The Montana Homeschool Law does not require you to meet any specific qualifications in order to homeschool.

To homeschool a child you must simply be their parent, step-parent or legal guardian. You must also live in a home that meets local health and safety regulations.

(see legal reference #2: 3)

 

Hours of Instruction

The Montana Homeschool Law requires you to teach the following minimum hours/year:

  • 360 hours for kindergarten
  • 720 hours for grades 1-3
  • 1,080 hours for grades 4-12

(see legal reference #2: 2 & 3)

 

Required Subjects

The Montana Homeschool Law requires you to teach the basic educational subjects that are taught in Montana public schools.

(see legal reference #2: 4)

 

Keep Records

The Montana Homeschool Law requires you to keep records of your child(s) homeschool attendance and immunizations.

NOTE: Your county superintendent of schools can ask to see your attendance and immunization records if they feel there is a need.

(see legal reference #2:1)

HSLDA also suggests that you keep detailed records of your homeschool program and samples of your child’s work in case you might ever need proof of your child’s education.

 

Testing

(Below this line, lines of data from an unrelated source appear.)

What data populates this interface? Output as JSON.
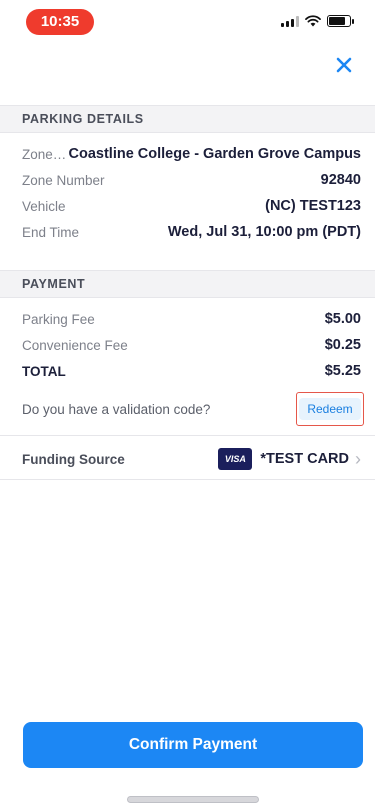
{
  "status_bar": {
    "time": "10:35"
  },
  "parking_details": {
    "header": "PARKING DETAILS",
    "zone_name_label": "Zone N...",
    "zone_name": "Coastline College - Garden Grove Campus",
    "zone_number_label": "Zone Number",
    "zone_number": "92840",
    "vehicle_label": "Vehicle",
    "vehicle": "(NC) TEST123",
    "end_time_label": "End Time",
    "end_time": "Wed, Jul 31, 10:00 pm (PDT)"
  },
  "payment": {
    "header": "PAYMENT",
    "parking_fee_label": "Parking Fee",
    "parking_fee": "$5.00",
    "convenience_fee_label": "Convenience Fee",
    "convenience_fee": "$0.25",
    "total_label": "TOTAL",
    "total": "$5.25",
    "validation_question": "Do you have a validation code?",
    "redeem_label": "Redeem"
  },
  "funding": {
    "label": "Funding Source",
    "card_brand": "VISA",
    "card_name": "*TEST CARD"
  },
  "confirm_label": "Confirm Payment",
  "colors": {
    "accent": "#1c87f4",
    "time_pill": "#ef3b2d",
    "highlight_border": "#e5574a"
  },
  "icons": {
    "close": "close-icon",
    "chevron": "chevron-right-icon"
  }
}
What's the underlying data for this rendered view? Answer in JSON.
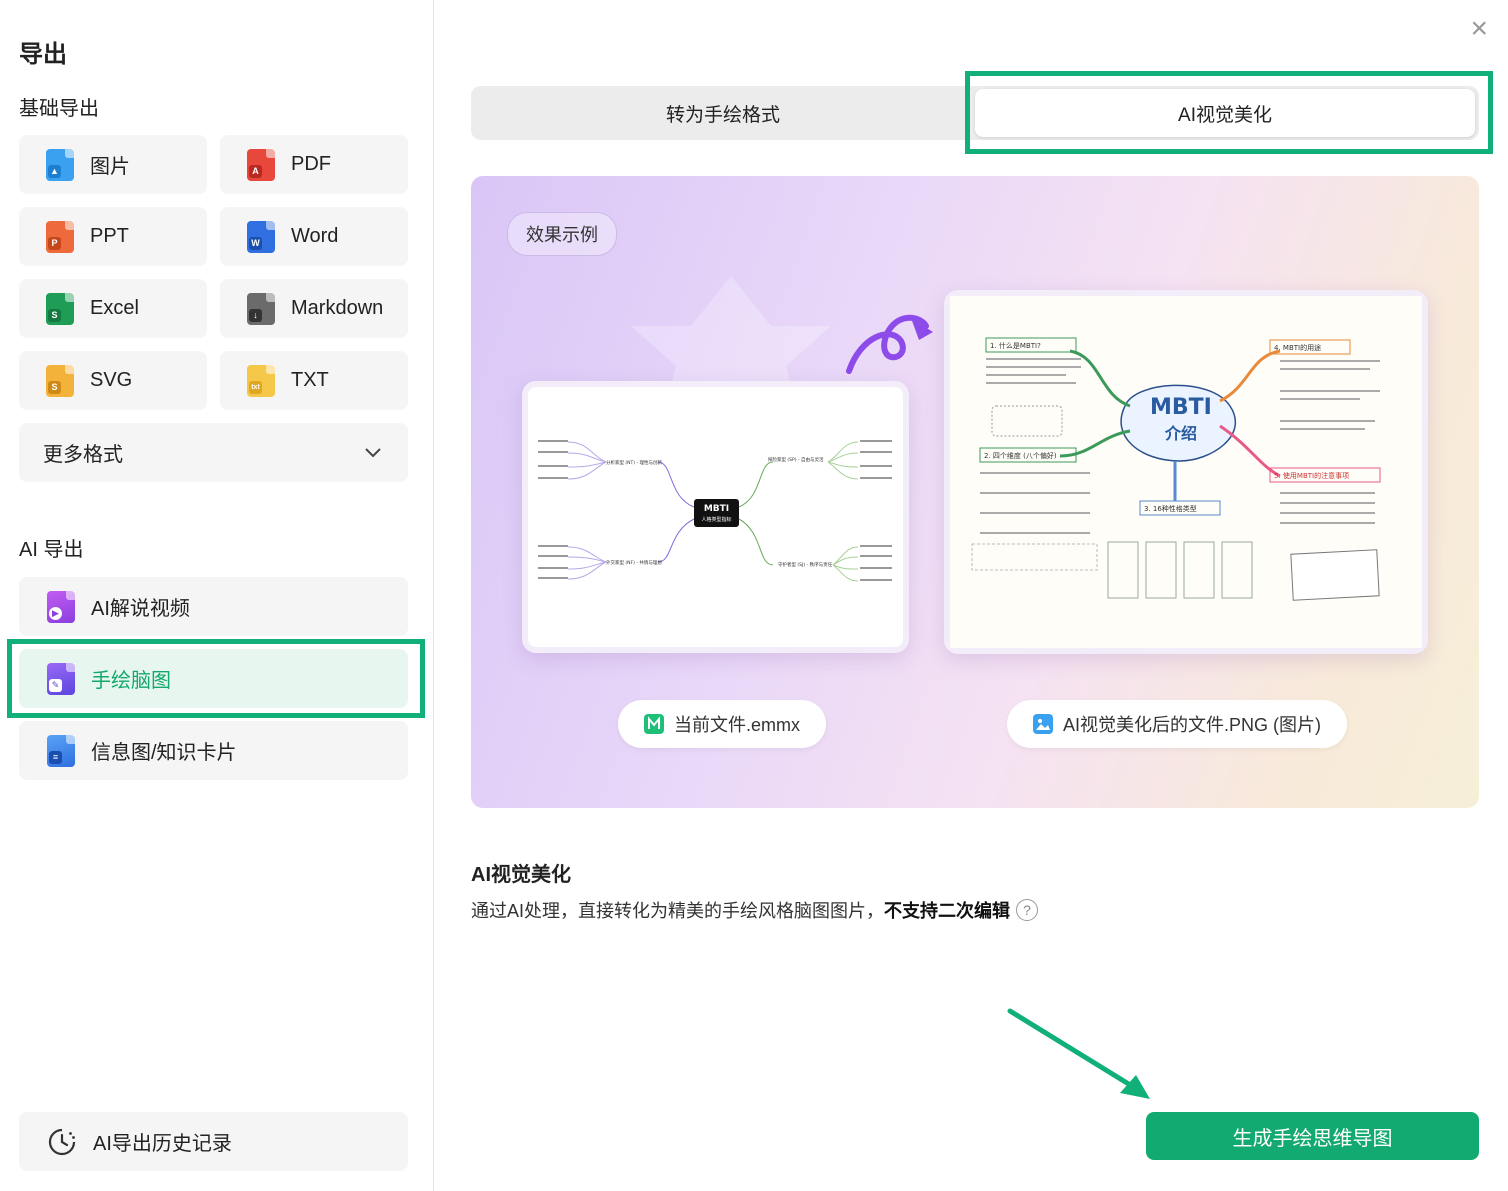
{
  "dialog": {
    "title": "导出",
    "close_icon": "×"
  },
  "basic": {
    "title": "基础导出",
    "formats": [
      {
        "label": "图片",
        "icon": "image-file-icon",
        "color": "#3aa0f0"
      },
      {
        "label": "PDF",
        "icon": "pdf-file-icon",
        "color": "#e8483b"
      },
      {
        "label": "PPT",
        "icon": "ppt-file-icon",
        "color": "#ee6a3c"
      },
      {
        "label": "Word",
        "icon": "word-file-icon",
        "color": "#2f6fe0"
      },
      {
        "label": "Excel",
        "icon": "excel-file-icon",
        "color": "#1f9d57"
      },
      {
        "label": "Markdown",
        "icon": "markdown-file-icon",
        "color": "#555555"
      },
      {
        "label": "SVG",
        "icon": "svg-file-icon",
        "color": "#f3b23a"
      },
      {
        "label": "TXT",
        "icon": "txt-file-icon",
        "color": "#f5c84a"
      }
    ],
    "more": "更多格式"
  },
  "ai": {
    "title": "AI 导出",
    "items": [
      {
        "label": "AI解说视频",
        "icon": "video-file-icon"
      },
      {
        "label": "手绘脑图",
        "icon": "handdrawn-file-icon"
      },
      {
        "label": "信息图/知识卡片",
        "icon": "card-file-icon"
      }
    ],
    "history": "AI导出历史记录"
  },
  "tabs": {
    "left": "转为手绘格式",
    "right": "AI视觉美化"
  },
  "preview": {
    "badge": "效果示例",
    "source_file": "当前文件.emmx",
    "result_file": "AI视觉美化后的文件.PNG (图片)",
    "mm_center_title": "MBTI",
    "mm_center_sub": "人格类型指标",
    "mm_branches": [
      "分析家型 (NT) - 理性与创新",
      "探险家型 (SP) - 自由与灵活",
      "外交家型 (NF) - 共情与理想",
      "守护者型 (SJ) - 秩序与责任"
    ],
    "hd_title_1": "MBTI",
    "hd_title_2": "介绍",
    "hd_branches": [
      "1. 什么是MBTI?",
      "4. MBTI的用途",
      "2. 四个维度 (八个偏好)",
      "3. 16种性格类型",
      "5. 使用MBTI的注意事项"
    ]
  },
  "description": {
    "title": "AI视觉美化",
    "text": "通过AI处理，直接转化为精美的手绘风格脑图图片，",
    "bold": "不支持二次编辑",
    "help": "?"
  },
  "generate_button": "生成手绘思维导图",
  "colors": {
    "accent": "#12aa70",
    "highlight": "#10b078"
  }
}
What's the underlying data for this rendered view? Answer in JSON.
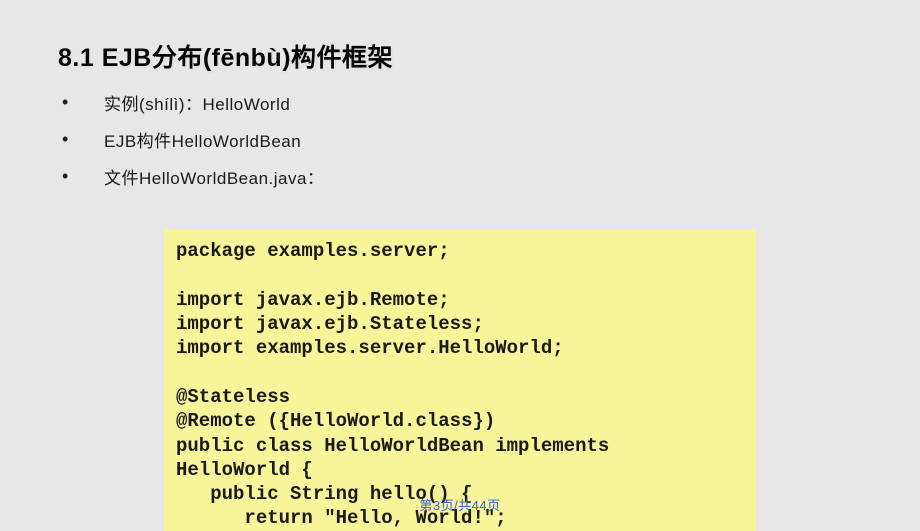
{
  "heading": "8.1 EJB分布(fēnbù)构件框架",
  "bullets": [
    "实例(shílì)：HelloWorld",
    "EJB构件HelloWorldBean",
    "文件HelloWorldBean.java："
  ],
  "code": "package examples.server;\n\nimport javax.ejb.Remote;\nimport javax.ejb.Stateless;\nimport examples.server.HelloWorld;\n\n@Stateless\n@Remote ({HelloWorld.class})\npublic class HelloWorldBean implements\nHelloWorld {\n   public String hello() {\n      return \"Hello, World!\";",
  "pagenum": "第3页/共44页"
}
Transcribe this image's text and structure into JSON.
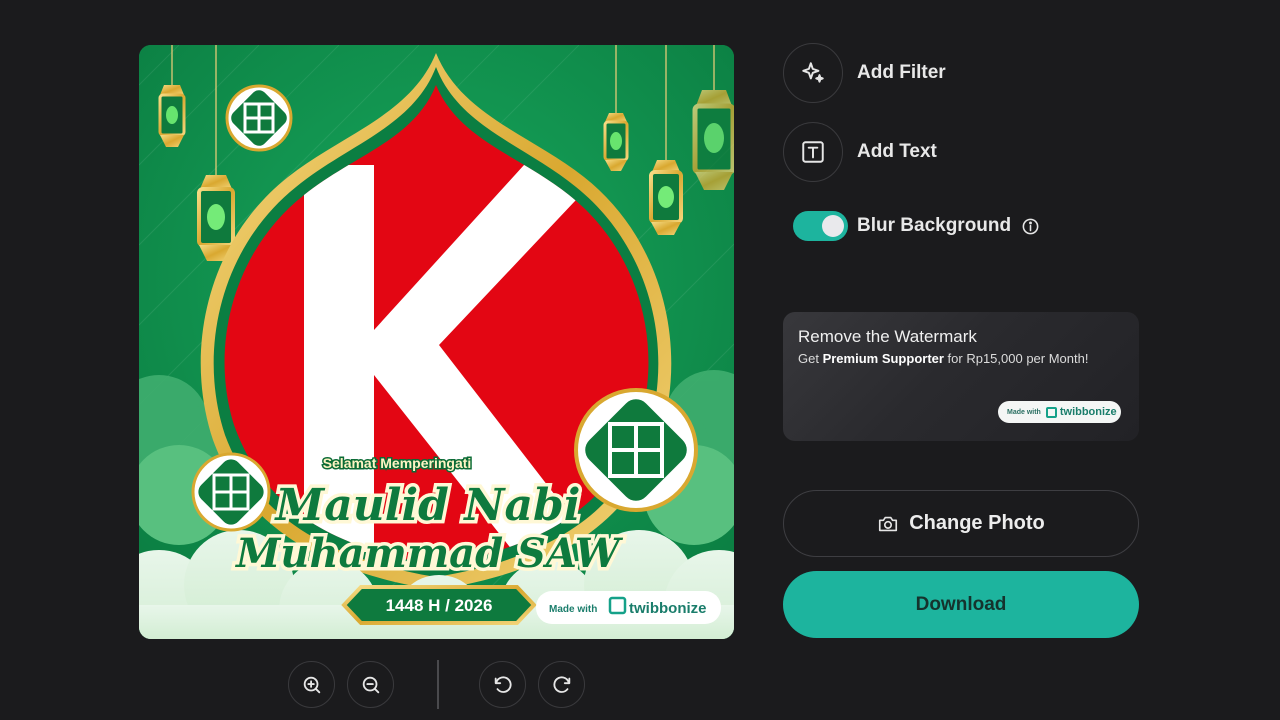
{
  "preview": {
    "subtitle": "Selamat Memperingati",
    "title_line1": "Maulid Nabi",
    "title_line2": "Muhammad SAW",
    "year": "1448 H / 2026",
    "photo_letter": "K",
    "badge_small": "Made with",
    "badge_brand": "twibbonize"
  },
  "toolbar": {
    "zoom_in_icon": "zoom-in-icon",
    "zoom_out_icon": "zoom-out-icon",
    "rotate_left_icon": "rotate-left-icon",
    "rotate_right_icon": "rotate-right-icon"
  },
  "options": {
    "add_filter": "Add Filter",
    "add_text": "Add Text",
    "blur_background": "Blur Background",
    "blur_enabled": true
  },
  "promo": {
    "title": "Remove the Watermark",
    "sub_prefix": "Get ",
    "sub_bold": "Premium Supporter",
    "sub_suffix": " for Rp15,000 per Month!",
    "badge_small": "Made with",
    "badge_brand": "twibbonize"
  },
  "actions": {
    "change_photo": "Change Photo",
    "download": "Download"
  },
  "colors": {
    "accent": "#1db49e",
    "background": "#1b1b1d",
    "frame_green": "#0f8f4d",
    "photo_red": "#e30613",
    "gold": "#d9a830"
  }
}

The Montana Homeschool Law does not require homeschool students to participate in yearly testing.

 

Immunization Law For Montana Homeschoolers

The state of Montana requires all students to receive vaccinations, including homeschool students. You must keep records of your child’s immunizations. Your superintendent of schools can ask to see these records if feel it is necessary.

(see legal references #2:1 & 4)

 

Helpful Websites For Montana Homeschoolers

For local support and information visit this Montana homeschool website:

Montana Coalition of Home Educators

 

Legal References

  1. Required Attendance Age: Montana Code Annotated 20-5-102.
  2. Nonpublic School Requirements: Montana Code Annotated 20-5-109.
  3. School Year: Montana Code Annotated 20-1-301.
  4. Immunizations: Montana Code Annotated 20-5-406 & 20-5-403.

 

This summary is for informational purposes only and is not given as legal advice. HomeschoolStateLaws.com does not endorse any of the links or organizations listed above.


One thought on “Montana Homeschool Law”

  1. I was contacted by an agency that does background checks for employment and was asked who they should contact in order to get homeschool records for a former Montana homeschool student. The answer of course is the parent, not the school district. Even through Montana doesn’t require you to keep any specific records of your homeschooling, or participate in yearly testing, it is a good idea to follow HSLDA’s suggestion and keep, at the very least, a portfolio of your child’s work so that you have proof of your child’s education in case an employer asks for it.

Leave a Reply

Your email address will not be published. Required fields are marked *

This site uses Akismet to reduce spam. Learn how your comment data is processed.